Our tools shape our hands
My fingers have big knuckles, and they’ve always had big knuckles. Tracings of my childhood hands revealed bumps where my friends had little arcs. The third finger of my right hand has developed a particular characteristic. It takes a slight jog to the right at the first interphalangeal joint, the joint that most people use to knock on doors. It has done this for years, but only recently did I realize the true origin of this pattern: writing.
I grew up in the pre-computer age, the time when we took notes and wrote assignments with pens, pencils, and papers. Everything was done that way, from book reports to math problems to short essays. Longer papers were cranked out on typewriters, but usually from a draft written on yellow legal paper. We also wrote personal letters in what we called long hand, and we addressed Christmas cards the same way, not with computer labels. I don’t know how my third finger would be shaped if I had grown up with computers doing most of my writing. I do know that a writing implement fits perfectly in the crook that exists there now.
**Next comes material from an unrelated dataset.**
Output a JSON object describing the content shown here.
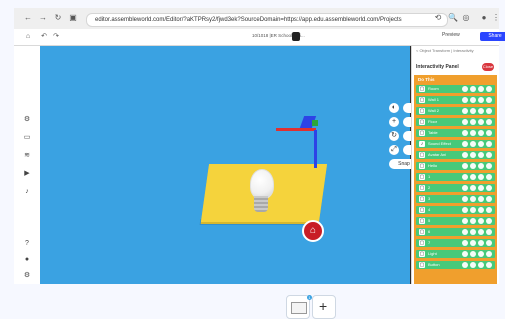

As a piano teacher, I have a pencil in my hand most of my teaching hours, at the ready to mark errors or suggestions. I trade the pencil out for a pen when I write down the week’s assignment in a practice book. I've been known to demonstrate simple piano patterns with one of these implements still in my hand, a minor gymnastic feat.